Retype the entries in full, exactly.

===== Recorded data =====

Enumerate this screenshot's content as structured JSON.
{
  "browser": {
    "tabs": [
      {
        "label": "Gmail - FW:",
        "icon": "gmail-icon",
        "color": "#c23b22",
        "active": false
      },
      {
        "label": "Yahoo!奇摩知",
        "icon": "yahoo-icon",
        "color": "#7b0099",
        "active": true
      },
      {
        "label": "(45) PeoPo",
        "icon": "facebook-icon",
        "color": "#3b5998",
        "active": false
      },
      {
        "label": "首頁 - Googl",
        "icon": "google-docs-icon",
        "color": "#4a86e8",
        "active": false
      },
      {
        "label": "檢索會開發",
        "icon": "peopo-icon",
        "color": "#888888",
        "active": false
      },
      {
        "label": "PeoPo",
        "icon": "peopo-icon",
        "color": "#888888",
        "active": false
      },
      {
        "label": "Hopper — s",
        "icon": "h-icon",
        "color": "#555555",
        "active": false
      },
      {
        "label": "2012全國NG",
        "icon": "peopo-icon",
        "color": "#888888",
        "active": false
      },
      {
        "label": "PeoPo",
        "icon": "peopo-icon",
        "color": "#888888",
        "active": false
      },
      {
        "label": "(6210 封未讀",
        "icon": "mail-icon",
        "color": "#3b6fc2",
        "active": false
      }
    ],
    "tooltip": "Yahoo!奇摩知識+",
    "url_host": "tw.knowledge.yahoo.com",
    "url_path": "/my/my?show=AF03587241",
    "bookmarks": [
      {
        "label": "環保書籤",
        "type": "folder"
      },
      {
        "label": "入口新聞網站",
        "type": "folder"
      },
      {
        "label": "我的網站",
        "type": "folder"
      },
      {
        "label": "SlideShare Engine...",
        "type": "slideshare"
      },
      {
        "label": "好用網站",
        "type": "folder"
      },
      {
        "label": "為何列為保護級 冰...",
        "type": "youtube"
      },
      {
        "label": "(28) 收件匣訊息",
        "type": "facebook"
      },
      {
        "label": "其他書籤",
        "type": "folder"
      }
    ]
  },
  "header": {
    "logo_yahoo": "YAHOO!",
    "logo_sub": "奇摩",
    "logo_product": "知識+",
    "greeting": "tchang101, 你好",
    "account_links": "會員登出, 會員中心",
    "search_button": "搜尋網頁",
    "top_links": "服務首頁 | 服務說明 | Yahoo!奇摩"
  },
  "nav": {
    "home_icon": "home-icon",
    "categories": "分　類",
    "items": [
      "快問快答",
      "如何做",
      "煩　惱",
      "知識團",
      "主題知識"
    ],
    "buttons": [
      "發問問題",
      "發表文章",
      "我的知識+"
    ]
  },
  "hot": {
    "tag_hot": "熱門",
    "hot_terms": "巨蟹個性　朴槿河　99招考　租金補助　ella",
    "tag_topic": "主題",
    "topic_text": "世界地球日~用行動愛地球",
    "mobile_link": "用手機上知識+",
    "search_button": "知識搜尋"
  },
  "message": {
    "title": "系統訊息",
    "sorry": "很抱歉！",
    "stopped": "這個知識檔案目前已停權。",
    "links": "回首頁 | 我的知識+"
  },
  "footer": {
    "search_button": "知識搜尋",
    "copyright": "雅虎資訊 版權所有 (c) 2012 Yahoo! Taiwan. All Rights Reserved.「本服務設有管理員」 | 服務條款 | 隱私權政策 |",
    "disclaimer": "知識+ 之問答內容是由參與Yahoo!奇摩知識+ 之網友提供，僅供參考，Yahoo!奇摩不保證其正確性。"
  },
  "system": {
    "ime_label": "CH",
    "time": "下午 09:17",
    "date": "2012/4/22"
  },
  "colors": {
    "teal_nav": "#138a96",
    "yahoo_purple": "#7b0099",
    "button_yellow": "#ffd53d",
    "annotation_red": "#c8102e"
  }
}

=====

# Answer section:
Enumerate this screenshot's content as structured JSON.
{
  "browser": {
    "tabs": [
      {
        "label": "Gmail - FW:",
        "icon": "gmail-icon",
        "color": "#c23b22",
        "active": false
      },
      {
        "label": "Yahoo!奇摩知",
        "icon": "yahoo-icon",
        "color": "#7b0099",
        "active": true
      },
      {
        "label": "(45) PeoPo",
        "icon": "facebook-icon",
        "color": "#3b5998",
        "active": false
      },
      {
        "label": "首頁 - Googl",
        "icon": "google-docs-icon",
        "color": "#4a86e8",
        "active": false
      },
      {
        "label": "檢索會開發",
        "icon": "peopo-icon",
        "color": "#888888",
        "active": false
      },
      {
        "label": "PeoPo",
        "icon": "peopo-icon",
        "color": "#888888",
        "active": false
      },
      {
        "label": "Hopper — s",
        "icon": "h-icon",
        "color": "#555555",
        "active": false
      },
      {
        "label": "2012全國NG",
        "icon": "peopo-icon",
        "color": "#888888",
        "active": false
      },
      {
        "label": "PeoPo",
        "icon": "peopo-icon",
        "color": "#888888",
        "active": false
      },
      {
        "label": "(6210 封未讀",
        "icon": "mail-icon",
        "color": "#3b6fc2",
        "active": false
      }
    ],
    "tooltip": "Yahoo!奇摩知識+",
    "url_host": "tw.knowledge.yahoo.com",
    "url_path": "/my/my?show=AF03587241",
    "bookmarks": [
      {
        "label": "環保書籤",
        "type": "folder"
      },
      {
        "label": "入口新聞網站",
        "type": "folder"
      },
      {
        "label": "我的網站",
        "type": "folder"
      },
      {
        "label": "SlideShare Engine...",
        "type": "slideshare"
      },
      {
        "label": "好用網站",
        "type": "folder"
      },
      {
        "label": "為何列為保護級 冰...",
        "type": "youtube"
      },
      {
        "label": "(28) 收件匣訊息",
        "type": "facebook"
      },
      {
        "label": "其他書籤",
        "type": "folder"
      }
    ]
  },
  "header": {
    "logo_yahoo": "YAHOO!",
    "logo_sub": "奇摩",
    "logo_product": "知識+",
    "greeting": "tchang101, 你好",
    "account_links": "會員登出, 會員中心",
    "search_button": "搜尋網頁",
    "top_links": "服務首頁 | 服務說明 | Yahoo!奇摩"
  },
  "nav": {
    "home_icon": "home-icon",
    "categories": "分　類",
    "items": [
      "快問快答",
      "如何做",
      "煩　惱",
      "知識團",
      "主題知識"
    ],
    "buttons": [
      "發問問題",
      "發表文章",
      "我的知識+"
    ]
  },
  "hot": {
    "tag_hot": "熱門",
    "hot_terms": "巨蟹個性　朴槿河　99招考　租金補助　ella",
    "tag_topic": "主題",
    "topic_text": "世界地球日~用行動愛地球",
    "mobile_link": "用手機上知識+",
    "search_button": "知識搜尋"
  },
  "message": {
    "title": "系統訊息",
    "sorry": "很抱歉！",
    "stopped": "這個知識檔案目前已停權。",
    "links": "回首頁 | 我的知識+"
  },
  "footer": {
    "search_button": "知識搜尋",
    "copyright": "雅虎資訊 版權所有 (c) 2012 Yahoo! Taiwan. All Rights Reserved.「本服務設有管理員」 | 服務條款 | 隱私權政策 |",
    "disclaimer": "知識+ 之問答內容是由參與Yahoo!奇摩知識+ 之網友提供，僅供參考，Yahoo!奇摩不保證其正確性。"
  },
  "system": {
    "ime_label": "CH",
    "time": "下午 09:17",
    "date": "2012/4/22"
  },
  "colors": {
    "teal_nav": "#138a96",
    "yahoo_purple": "#7b0099",
    "button_yellow": "#ffd53d",
    "annotation_red": "#c8102e"
  }
}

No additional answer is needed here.